It's a big order for the child to care for the man, but Sport has developed an innocent street smarts that only comes from years of eating canned spaghetti for dinner. Enter Kate, who only too knowingly arrives with a grocery bag full of steak and potatoes. How does Sport size her up? "He had long ago discovered that women who never intended to marry had very sharp, very pointed, very delicate and special shoes." Kate wore "just shoes."

Sport is understandably obessed with money, having had to scrimp so that Rocque might be free to pound away at the typewriter. As a wedding gift, he reverentially awards Kate his account ledgers. All's well until Sport's abeentee, detestable mother finally decides to lay claim on the child she traced for Europe, now that has due to inherit his grandmother's fortune. (One does wonder how a man as sensitive as Rocque ever married such a woman in the first place.)

Events could easily take a melodramatic twist were it not for the late Louise Fitzhugh's delicate eye for humor. Through a cascading chain of hilarious events, the Rocque establishment takes a beating. Sport's mother, oozing mink and martini with each shrill breadth, even goes so far as to kidnap her son. But ROcque and Kate get married anyway. Sport's money problems fall into place, and the first Mrs. Rocque decides that keeping her son is not worth the millions.

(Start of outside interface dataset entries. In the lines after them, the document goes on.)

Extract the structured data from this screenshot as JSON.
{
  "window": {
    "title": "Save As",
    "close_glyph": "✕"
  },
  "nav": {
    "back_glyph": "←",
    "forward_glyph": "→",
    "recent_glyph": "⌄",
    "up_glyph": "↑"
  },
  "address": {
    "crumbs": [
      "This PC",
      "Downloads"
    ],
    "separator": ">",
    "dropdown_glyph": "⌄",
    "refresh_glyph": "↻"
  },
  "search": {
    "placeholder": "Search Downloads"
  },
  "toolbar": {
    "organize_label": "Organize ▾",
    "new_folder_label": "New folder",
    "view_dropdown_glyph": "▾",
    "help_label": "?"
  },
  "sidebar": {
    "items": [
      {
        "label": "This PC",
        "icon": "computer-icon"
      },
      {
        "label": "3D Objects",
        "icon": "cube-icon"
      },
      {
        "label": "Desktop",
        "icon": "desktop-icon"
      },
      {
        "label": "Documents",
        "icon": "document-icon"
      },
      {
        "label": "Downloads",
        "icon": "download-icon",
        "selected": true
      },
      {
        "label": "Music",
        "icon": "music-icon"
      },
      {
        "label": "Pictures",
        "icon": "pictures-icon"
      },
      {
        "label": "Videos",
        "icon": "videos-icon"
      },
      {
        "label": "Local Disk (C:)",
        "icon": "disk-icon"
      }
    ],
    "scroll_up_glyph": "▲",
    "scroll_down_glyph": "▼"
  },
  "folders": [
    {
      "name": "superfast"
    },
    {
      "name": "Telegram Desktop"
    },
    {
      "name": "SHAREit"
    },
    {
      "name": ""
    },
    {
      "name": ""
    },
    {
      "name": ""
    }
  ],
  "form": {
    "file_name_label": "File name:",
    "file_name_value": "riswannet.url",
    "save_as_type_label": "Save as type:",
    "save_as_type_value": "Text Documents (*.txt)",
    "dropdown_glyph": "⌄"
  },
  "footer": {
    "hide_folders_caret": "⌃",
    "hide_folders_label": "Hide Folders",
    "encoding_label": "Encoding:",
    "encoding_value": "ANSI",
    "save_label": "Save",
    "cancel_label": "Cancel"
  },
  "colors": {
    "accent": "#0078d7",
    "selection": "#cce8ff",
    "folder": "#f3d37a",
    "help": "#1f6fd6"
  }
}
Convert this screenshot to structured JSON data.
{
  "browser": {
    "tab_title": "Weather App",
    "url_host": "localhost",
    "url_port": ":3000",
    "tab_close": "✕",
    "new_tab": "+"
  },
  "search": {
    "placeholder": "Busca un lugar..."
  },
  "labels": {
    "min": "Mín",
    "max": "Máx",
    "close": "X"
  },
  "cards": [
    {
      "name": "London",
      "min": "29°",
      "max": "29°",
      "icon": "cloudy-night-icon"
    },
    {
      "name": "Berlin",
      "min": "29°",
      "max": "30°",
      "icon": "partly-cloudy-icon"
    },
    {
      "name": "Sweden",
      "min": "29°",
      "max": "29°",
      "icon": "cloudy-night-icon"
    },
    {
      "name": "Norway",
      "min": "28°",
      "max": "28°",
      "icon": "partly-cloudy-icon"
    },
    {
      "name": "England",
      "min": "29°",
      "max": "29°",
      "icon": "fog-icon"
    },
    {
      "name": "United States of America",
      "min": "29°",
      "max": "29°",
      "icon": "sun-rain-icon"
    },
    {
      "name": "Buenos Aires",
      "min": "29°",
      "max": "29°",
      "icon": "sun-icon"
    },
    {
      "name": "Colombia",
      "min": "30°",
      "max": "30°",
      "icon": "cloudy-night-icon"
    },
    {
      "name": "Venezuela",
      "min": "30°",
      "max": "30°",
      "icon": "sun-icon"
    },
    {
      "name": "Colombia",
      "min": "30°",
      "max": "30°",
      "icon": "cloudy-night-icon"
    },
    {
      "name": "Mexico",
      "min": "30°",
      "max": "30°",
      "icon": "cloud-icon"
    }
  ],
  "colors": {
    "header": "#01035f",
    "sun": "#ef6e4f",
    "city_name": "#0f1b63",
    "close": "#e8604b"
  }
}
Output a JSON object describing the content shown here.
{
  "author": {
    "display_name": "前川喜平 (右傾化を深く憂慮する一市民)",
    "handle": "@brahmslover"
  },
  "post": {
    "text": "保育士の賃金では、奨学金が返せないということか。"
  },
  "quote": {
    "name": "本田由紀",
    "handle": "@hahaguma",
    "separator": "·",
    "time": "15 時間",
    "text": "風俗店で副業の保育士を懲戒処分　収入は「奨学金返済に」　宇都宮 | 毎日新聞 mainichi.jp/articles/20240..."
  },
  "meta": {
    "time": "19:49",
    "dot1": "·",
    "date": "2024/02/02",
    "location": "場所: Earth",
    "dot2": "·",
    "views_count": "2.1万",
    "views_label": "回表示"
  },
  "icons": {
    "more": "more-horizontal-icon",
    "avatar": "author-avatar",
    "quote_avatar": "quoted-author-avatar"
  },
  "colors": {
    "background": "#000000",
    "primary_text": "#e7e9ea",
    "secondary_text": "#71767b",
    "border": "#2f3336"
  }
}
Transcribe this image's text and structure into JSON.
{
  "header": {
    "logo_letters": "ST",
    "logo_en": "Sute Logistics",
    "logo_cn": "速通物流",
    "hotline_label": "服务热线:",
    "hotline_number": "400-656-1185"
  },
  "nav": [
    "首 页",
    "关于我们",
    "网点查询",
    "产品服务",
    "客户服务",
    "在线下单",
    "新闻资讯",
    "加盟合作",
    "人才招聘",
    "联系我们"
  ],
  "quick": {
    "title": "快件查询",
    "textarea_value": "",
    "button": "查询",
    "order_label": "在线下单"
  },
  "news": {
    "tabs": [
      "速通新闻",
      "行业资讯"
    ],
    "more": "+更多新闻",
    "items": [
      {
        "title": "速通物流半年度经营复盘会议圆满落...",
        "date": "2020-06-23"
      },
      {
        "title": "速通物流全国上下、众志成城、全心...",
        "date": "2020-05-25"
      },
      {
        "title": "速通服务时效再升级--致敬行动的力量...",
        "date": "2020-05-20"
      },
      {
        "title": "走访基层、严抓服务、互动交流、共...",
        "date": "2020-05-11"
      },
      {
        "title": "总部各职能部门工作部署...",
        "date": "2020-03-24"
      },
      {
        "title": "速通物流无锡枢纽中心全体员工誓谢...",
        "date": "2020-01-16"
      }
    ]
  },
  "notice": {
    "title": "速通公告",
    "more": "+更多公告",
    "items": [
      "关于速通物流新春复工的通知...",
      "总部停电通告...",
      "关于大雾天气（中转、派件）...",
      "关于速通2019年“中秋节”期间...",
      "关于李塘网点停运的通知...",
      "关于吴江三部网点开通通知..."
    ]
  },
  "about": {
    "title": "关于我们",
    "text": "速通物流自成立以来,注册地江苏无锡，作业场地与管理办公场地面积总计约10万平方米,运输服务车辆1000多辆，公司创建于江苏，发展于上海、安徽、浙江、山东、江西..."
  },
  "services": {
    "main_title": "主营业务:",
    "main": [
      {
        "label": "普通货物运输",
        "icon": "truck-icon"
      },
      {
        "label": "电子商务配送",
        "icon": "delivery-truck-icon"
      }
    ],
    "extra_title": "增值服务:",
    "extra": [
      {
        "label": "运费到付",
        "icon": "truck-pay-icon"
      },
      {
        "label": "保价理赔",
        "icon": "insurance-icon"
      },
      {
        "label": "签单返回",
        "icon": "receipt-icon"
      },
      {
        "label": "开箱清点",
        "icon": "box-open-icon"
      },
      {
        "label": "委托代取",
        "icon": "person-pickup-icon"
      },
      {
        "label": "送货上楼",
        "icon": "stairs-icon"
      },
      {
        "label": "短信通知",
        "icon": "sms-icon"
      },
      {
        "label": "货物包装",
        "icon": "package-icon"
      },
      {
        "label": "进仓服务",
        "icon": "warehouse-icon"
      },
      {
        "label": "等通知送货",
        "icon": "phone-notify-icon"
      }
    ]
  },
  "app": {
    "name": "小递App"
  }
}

Sport's the last of a trilogy which began with Harriet the Spy and continued through The Long Secret. (Harriet, by the way, appears briefly in Sport, toting as always her black composition notebook.) A fresh and sophisticated story, it offers an understanding, clever look at the inconvenlence of having your dreams come true.